The lines to return are those below that contain the word "WEEK".
▽
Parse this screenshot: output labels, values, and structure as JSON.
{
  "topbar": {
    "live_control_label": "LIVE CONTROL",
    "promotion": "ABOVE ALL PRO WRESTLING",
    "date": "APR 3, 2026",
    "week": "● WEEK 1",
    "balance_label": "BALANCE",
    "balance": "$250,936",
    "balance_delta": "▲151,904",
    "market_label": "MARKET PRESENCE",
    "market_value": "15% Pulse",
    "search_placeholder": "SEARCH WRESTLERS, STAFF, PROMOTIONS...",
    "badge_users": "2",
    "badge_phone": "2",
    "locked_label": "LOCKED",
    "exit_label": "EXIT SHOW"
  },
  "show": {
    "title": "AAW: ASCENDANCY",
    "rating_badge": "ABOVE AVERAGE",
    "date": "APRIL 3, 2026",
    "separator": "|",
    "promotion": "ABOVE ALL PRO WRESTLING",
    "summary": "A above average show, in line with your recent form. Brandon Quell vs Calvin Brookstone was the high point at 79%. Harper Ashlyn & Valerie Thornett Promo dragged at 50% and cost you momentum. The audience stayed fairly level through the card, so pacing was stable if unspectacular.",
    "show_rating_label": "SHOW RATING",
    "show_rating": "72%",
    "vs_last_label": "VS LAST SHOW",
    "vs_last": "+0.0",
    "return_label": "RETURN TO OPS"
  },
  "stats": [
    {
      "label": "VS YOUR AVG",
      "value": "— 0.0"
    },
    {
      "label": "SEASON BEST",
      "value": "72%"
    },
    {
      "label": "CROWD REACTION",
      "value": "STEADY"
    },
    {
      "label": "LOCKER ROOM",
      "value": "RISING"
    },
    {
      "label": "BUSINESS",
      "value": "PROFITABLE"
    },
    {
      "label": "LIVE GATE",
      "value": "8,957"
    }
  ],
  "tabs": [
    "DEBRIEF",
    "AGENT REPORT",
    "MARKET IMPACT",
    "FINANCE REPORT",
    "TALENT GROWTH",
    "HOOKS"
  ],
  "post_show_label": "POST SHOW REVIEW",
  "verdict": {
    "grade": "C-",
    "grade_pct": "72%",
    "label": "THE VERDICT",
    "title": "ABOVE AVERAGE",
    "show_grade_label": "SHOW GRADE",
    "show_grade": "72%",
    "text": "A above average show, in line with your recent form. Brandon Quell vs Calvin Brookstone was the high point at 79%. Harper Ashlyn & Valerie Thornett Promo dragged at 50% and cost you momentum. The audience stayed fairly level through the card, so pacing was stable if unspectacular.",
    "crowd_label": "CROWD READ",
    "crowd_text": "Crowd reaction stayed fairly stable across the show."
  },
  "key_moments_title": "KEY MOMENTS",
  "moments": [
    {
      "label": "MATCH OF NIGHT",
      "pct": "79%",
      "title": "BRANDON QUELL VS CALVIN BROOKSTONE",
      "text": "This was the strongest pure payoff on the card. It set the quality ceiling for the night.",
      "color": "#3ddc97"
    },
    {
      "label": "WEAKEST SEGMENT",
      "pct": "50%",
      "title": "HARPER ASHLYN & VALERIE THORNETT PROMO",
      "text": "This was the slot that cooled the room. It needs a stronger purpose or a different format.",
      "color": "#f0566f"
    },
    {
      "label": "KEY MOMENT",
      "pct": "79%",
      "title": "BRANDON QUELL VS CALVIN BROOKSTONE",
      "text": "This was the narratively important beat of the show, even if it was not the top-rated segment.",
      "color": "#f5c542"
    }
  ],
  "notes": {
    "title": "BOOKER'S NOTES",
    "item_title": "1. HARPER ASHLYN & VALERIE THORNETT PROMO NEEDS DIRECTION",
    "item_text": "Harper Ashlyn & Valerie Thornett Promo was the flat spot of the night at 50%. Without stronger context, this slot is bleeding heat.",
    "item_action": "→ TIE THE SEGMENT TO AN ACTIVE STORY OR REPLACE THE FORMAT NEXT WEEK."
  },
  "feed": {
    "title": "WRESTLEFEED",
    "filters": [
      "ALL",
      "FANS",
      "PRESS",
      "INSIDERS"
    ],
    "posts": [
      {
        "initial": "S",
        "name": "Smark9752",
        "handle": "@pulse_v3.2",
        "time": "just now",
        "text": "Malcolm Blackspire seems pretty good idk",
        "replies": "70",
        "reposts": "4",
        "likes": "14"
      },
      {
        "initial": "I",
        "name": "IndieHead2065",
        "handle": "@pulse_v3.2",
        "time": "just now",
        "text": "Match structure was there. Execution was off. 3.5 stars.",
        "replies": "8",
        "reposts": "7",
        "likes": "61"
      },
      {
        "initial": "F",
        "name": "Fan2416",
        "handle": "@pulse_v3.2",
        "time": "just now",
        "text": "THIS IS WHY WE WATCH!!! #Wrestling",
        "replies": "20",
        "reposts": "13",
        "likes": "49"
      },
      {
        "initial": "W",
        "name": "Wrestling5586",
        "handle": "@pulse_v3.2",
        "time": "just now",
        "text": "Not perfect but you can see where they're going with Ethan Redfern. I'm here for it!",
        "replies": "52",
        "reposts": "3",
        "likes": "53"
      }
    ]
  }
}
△
▸ Answer for this exercise
    "week": "● WEEK 1",
    "item_action": "→ TIE THE SEGMENT TO AN ACTIVE STORY OR REPLACE THE FORMAT NEXT WEEK."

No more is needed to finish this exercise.